Cardiolipin Biosynthesis CL(i-13:0/i-18:0/a-17:0/a-13:0)
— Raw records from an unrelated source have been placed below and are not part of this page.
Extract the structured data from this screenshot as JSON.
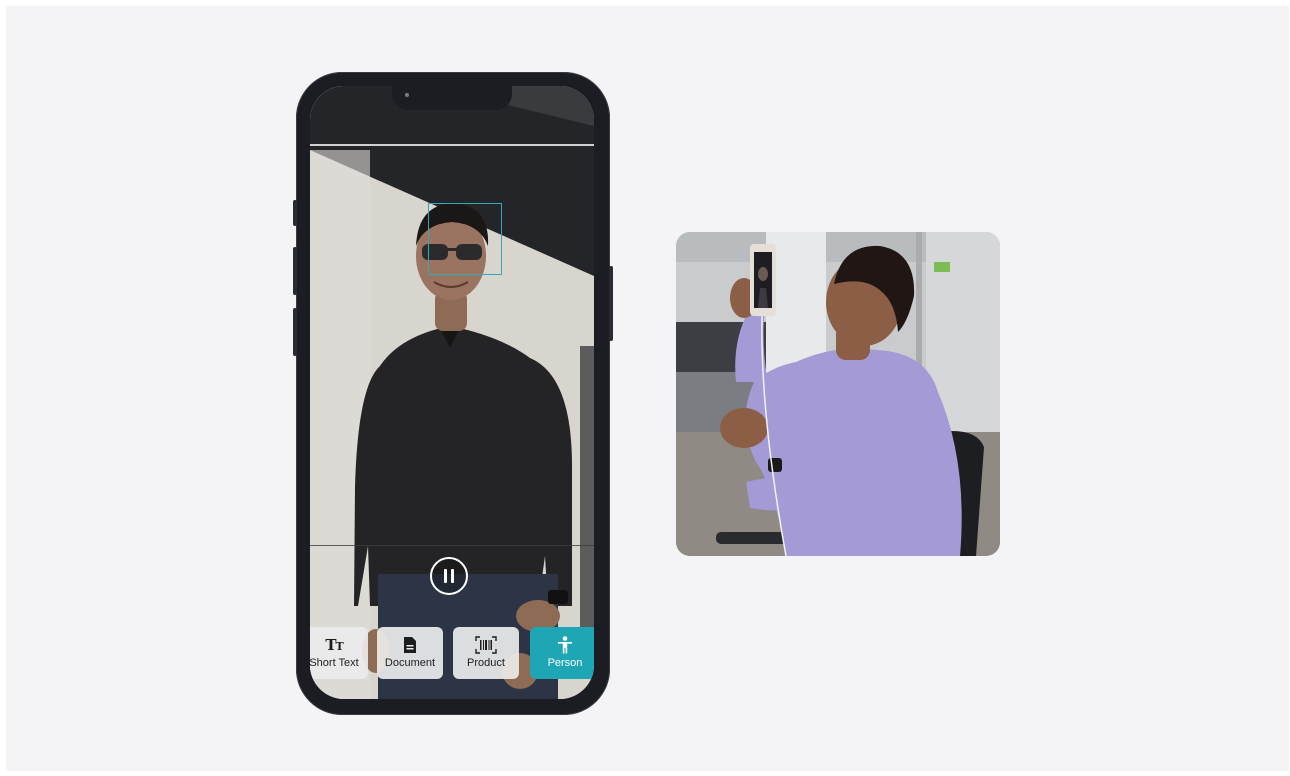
{
  "phone": {
    "modes": [
      {
        "label": "Short Text",
        "icon": "text-size-icon",
        "selected": false
      },
      {
        "label": "Document",
        "icon": "document-icon",
        "selected": false
      },
      {
        "label": "Product",
        "icon": "barcode-icon",
        "selected": false
      },
      {
        "label": "Person",
        "icon": "person-icon",
        "selected": true
      }
    ],
    "pause_icon": "pause-icon",
    "accent_color": "#1fa6b4",
    "face_box_color": "#35a8b8"
  },
  "photo": {
    "subject": "person-holding-phone-photo"
  }
}
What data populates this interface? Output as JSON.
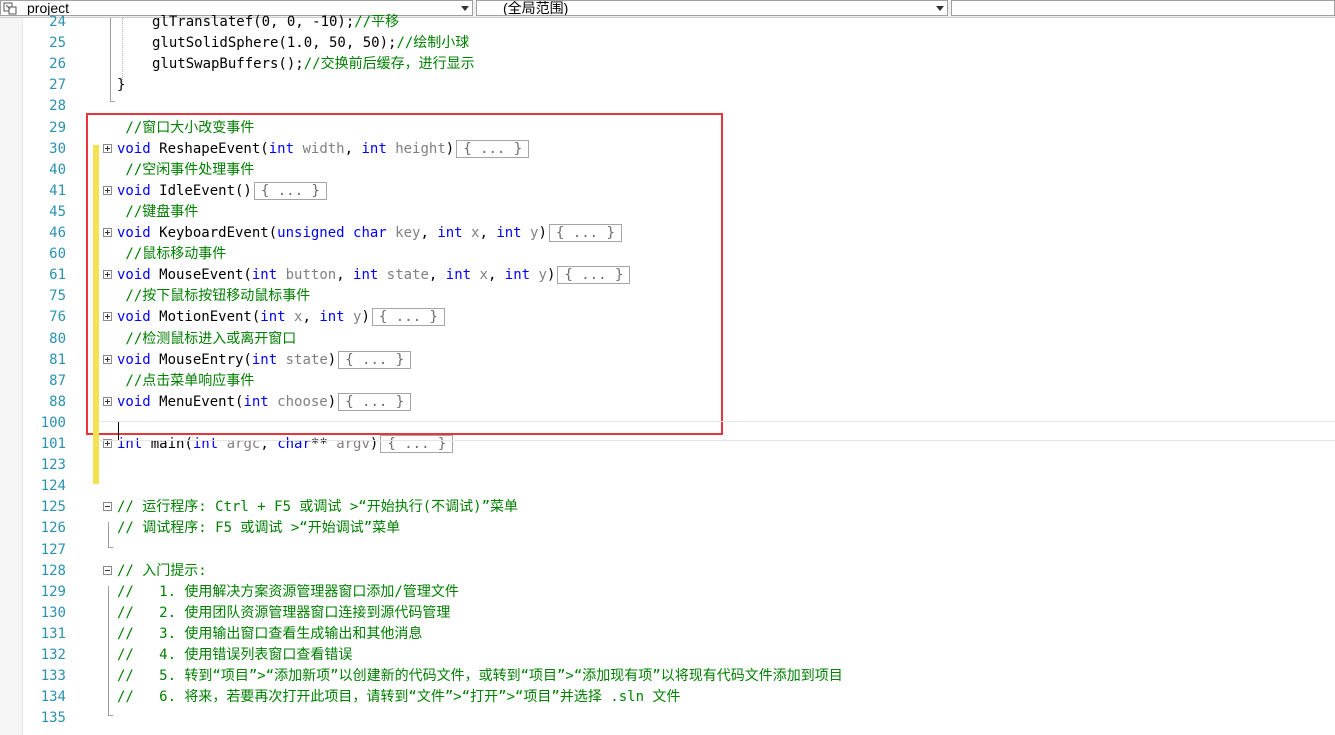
{
  "toolbar": {
    "project_combo": "project",
    "scope_combo": "(全局范围)"
  },
  "lines": [
    {
      "num": "24",
      "segments": [
        {
          "t": "glTranslatef(0, 0, -10);",
          "c": "n"
        },
        {
          "t": "//平移",
          "c": "cm"
        }
      ]
    },
    {
      "num": "25",
      "segments": [
        {
          "t": "glutSolidSphere(1.0, 50, 50);",
          "c": "n"
        },
        {
          "t": "//绘制小球",
          "c": "cm"
        }
      ]
    },
    {
      "num": "26",
      "segments": [
        {
          "t": "glutSwapBuffers();",
          "c": "n"
        },
        {
          "t": "//交换前后缓存，进行显示",
          "c": "cm"
        }
      ]
    },
    {
      "num": "27",
      "segments": [
        {
          "t": "}",
          "c": "n"
        }
      ]
    },
    {
      "num": "28",
      "segments": []
    },
    {
      "num": "29",
      "segments": [
        {
          "t": " //窗口大小改变事件",
          "c": "cm"
        }
      ]
    },
    {
      "num": "30",
      "segments": [
        {
          "t": "void",
          "c": "kw"
        },
        {
          "t": " ReshapeEvent(",
          "c": "n"
        },
        {
          "t": "int",
          "c": "kw"
        },
        {
          "t": " width",
          "c": "pm"
        },
        {
          "t": ", ",
          "c": "n"
        },
        {
          "t": "int",
          "c": "kw"
        },
        {
          "t": " height",
          "c": "pm"
        },
        {
          "t": ")",
          "c": "n"
        },
        {
          "t": "{ ... }",
          "c": "coll"
        }
      ]
    },
    {
      "num": "40",
      "segments": [
        {
          "t": " //空闲事件处理事件",
          "c": "cm"
        }
      ]
    },
    {
      "num": "41",
      "segments": [
        {
          "t": "void",
          "c": "kw"
        },
        {
          "t": " IdleEvent()",
          "c": "n"
        },
        {
          "t": "{ ... }",
          "c": "coll"
        }
      ]
    },
    {
      "num": "45",
      "segments": [
        {
          "t": " //键盘事件",
          "c": "cm"
        }
      ]
    },
    {
      "num": "46",
      "segments": [
        {
          "t": "void",
          "c": "kw"
        },
        {
          "t": " KeyboardEvent(",
          "c": "n"
        },
        {
          "t": "unsigned char",
          "c": "kw"
        },
        {
          "t": " key",
          "c": "pm"
        },
        {
          "t": ", ",
          "c": "n"
        },
        {
          "t": "int",
          "c": "kw"
        },
        {
          "t": " x",
          "c": "pm"
        },
        {
          "t": ", ",
          "c": "n"
        },
        {
          "t": "int",
          "c": "kw"
        },
        {
          "t": " y",
          "c": "pm"
        },
        {
          "t": ")",
          "c": "n"
        },
        {
          "t": "{ ... }",
          "c": "coll"
        }
      ]
    },
    {
      "num": "60",
      "segments": [
        {
          "t": " //鼠标移动事件",
          "c": "cm"
        }
      ]
    },
    {
      "num": "61",
      "segments": [
        {
          "t": "void",
          "c": "kw"
        },
        {
          "t": " MouseEvent(",
          "c": "n"
        },
        {
          "t": "int",
          "c": "kw"
        },
        {
          "t": " button",
          "c": "pm"
        },
        {
          "t": ", ",
          "c": "n"
        },
        {
          "t": "int",
          "c": "kw"
        },
        {
          "t": " state",
          "c": "pm"
        },
        {
          "t": ", ",
          "c": "n"
        },
        {
          "t": "int",
          "c": "kw"
        },
        {
          "t": " x",
          "c": "pm"
        },
        {
          "t": ", ",
          "c": "n"
        },
        {
          "t": "int",
          "c": "kw"
        },
        {
          "t": " y",
          "c": "pm"
        },
        {
          "t": ")",
          "c": "n"
        },
        {
          "t": "{ ... }",
          "c": "coll"
        }
      ]
    },
    {
      "num": "75",
      "segments": [
        {
          "t": " //按下鼠标按钮移动鼠标事件",
          "c": "cm"
        }
      ]
    },
    {
      "num": "76",
      "segments": [
        {
          "t": "void",
          "c": "kw"
        },
        {
          "t": " MotionEvent(",
          "c": "n"
        },
        {
          "t": "int",
          "c": "kw"
        },
        {
          "t": " x",
          "c": "pm"
        },
        {
          "t": ", ",
          "c": "n"
        },
        {
          "t": "int",
          "c": "kw"
        },
        {
          "t": " y",
          "c": "pm"
        },
        {
          "t": ")",
          "c": "n"
        },
        {
          "t": "{ ... }",
          "c": "coll"
        }
      ]
    },
    {
      "num": "80",
      "segments": [
        {
          "t": " //检测鼠标进入或离开窗口",
          "c": "cm"
        }
      ]
    },
    {
      "num": "81",
      "segments": [
        {
          "t": "void",
          "c": "kw"
        },
        {
          "t": " MouseEntry(",
          "c": "n"
        },
        {
          "t": "int",
          "c": "kw"
        },
        {
          "t": " state",
          "c": "pm"
        },
        {
          "t": ")",
          "c": "n"
        },
        {
          "t": "{ ... }",
          "c": "coll"
        }
      ]
    },
    {
      "num": "87",
      "segments": [
        {
          "t": " //点击菜单响应事件",
          "c": "cm"
        }
      ]
    },
    {
      "num": "88",
      "segments": [
        {
          "t": "void",
          "c": "kw"
        },
        {
          "t": " MenuEvent(",
          "c": "n"
        },
        {
          "t": "int",
          "c": "kw"
        },
        {
          "t": " choose",
          "c": "pm"
        },
        {
          "t": ")",
          "c": "n"
        },
        {
          "t": "{ ... }",
          "c": "coll"
        }
      ]
    },
    {
      "num": "100",
      "segments": []
    },
    {
      "num": "101",
      "segments": [
        {
          "t": "int",
          "c": "kw"
        },
        {
          "t": " main(",
          "c": "n"
        },
        {
          "t": "int",
          "c": "kw"
        },
        {
          "t": " argc",
          "c": "pm"
        },
        {
          "t": ", ",
          "c": "n"
        },
        {
          "t": "char",
          "c": "kw"
        },
        {
          "t": "**",
          "c": "n"
        },
        {
          "t": " argv",
          "c": "pm"
        },
        {
          "t": ")",
          "c": "n"
        },
        {
          "t": "{ ... }",
          "c": "coll"
        }
      ]
    },
    {
      "num": "123",
      "segments": []
    },
    {
      "num": "124",
      "segments": []
    },
    {
      "num": "125",
      "segments": [
        {
          "t": "// 运行程序: Ctrl + F5 或调试 >“开始执行(不调试)”菜单",
          "c": "cm"
        }
      ]
    },
    {
      "num": "126",
      "segments": [
        {
          "t": "// 调试程序: F5 或调试 >“开始调试”菜单",
          "c": "cm"
        }
      ]
    },
    {
      "num": "127",
      "segments": []
    },
    {
      "num": "128",
      "segments": [
        {
          "t": "// 入门提示: ",
          "c": "cm"
        }
      ]
    },
    {
      "num": "129",
      "segments": [
        {
          "t": "//   1. 使用解决方案资源管理器窗口添加/管理文件",
          "c": "cm"
        }
      ]
    },
    {
      "num": "130",
      "segments": [
        {
          "t": "//   2. 使用团队资源管理器窗口连接到源代码管理",
          "c": "cm"
        }
      ]
    },
    {
      "num": "131",
      "segments": [
        {
          "t": "//   3. 使用输出窗口查看生成输出和其他消息",
          "c": "cm"
        }
      ]
    },
    {
      "num": "132",
      "segments": [
        {
          "t": "//   4. 使用错误列表窗口查看错误",
          "c": "cm"
        }
      ]
    },
    {
      "num": "133",
      "segments": [
        {
          "t": "//   5. 转到“项目”>“添加新项”以创建新的代码文件，或转到“项目”>“添加现有项”以将现有代码文件添加到项目",
          "c": "cm"
        }
      ]
    },
    {
      "num": "134",
      "segments": [
        {
          "t": "//   6. 将来，若要再次打开此项目，请转到“文件”>“打开”>“项目”并选择 .sln 文件",
          "c": "cm"
        }
      ]
    },
    {
      "num": "135",
      "segments": []
    }
  ]
}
Cardiolipin (CL) is an important component of the inner mitochondrial membrane where it constitutes about 20% of the total lipid composition. It is essential for the optimal function of numerous enzymes that are involved in mitochondrial energy metabolism. (Wikipedia) Cardiolipin biosynthesis occurs mainly in the mitochondria, but there also exists an alternative synthesis route for CDP-diacylglycerol that takes place in the endoplasmic reticulum. This second route may supplement this pathway. All membrane-localized enzymes are coloured dark green in the image. First, dihydroxyacetone phosphate (or glycerone phosphate) from glycolysis is used by the cytosolic enzyme glycerol-3-phosphate dehydrogenase [NAD(+)] to synthesize sn-glycerol 3-phosphate. Second, the mitochondrial outer membrane enzyme glycerol-3-phosphate acyltransferase esterifies an acyl-group to the sn-1 position of sn-glycerol 3-phosphate to form 1-acyl-sn-glycerol 3-phosphate (lysophosphatidic acid or LPA). Third, the enzyme 1-acyl-sn-glycerol-3-phosphate acyltransferase converts LPA into phosphatidic acid (PA or 1,2-diacyl-sn-glycerol 3-phosphate) by esterifying an acyl-group to the sn-2 position of the glycerol backbone. PA is then transferred to the inner mitochondrial membrane to continue cardiolipin synthesis. Fourth, magnesium-dependent phosphatidate cytidylyltransferase catalyzes the conversion of PA into CDP-diacylglycerol. Fifth, CDP-diacylglycerol--glycerol-3-phosphate 3-phosphatidyltransferase synthesizes phosphatidylglycerophosphate (PGP). Sixth, phosphatidylglycerophosphatase and protein-tyrosine phosphatase dephosphorylates PGP to form phosphatidylglycerol (PG). Last, cardiolipin synthase catalyzes the synthesis of cardiolipin by transferring a phosphatidyl group from a second CDP-diacylglycerol to PG. It requires a divalent metal cation cofactor. Newly synthesized cardiolipins undergo remodeling, a process carried out by the enzyme tafazzin. A mutated tafazzin gene disrupts this post-synthetic remodeling and causes Barth syndrome (BTHS), an X-linked human disease (PMID: 16973164). BTHS patients seem to lack acyl specificity and consequently, many potential cardiolipin species can exist (PMID: 16226238).
Showing 48691 - 48700 of 48700 pathways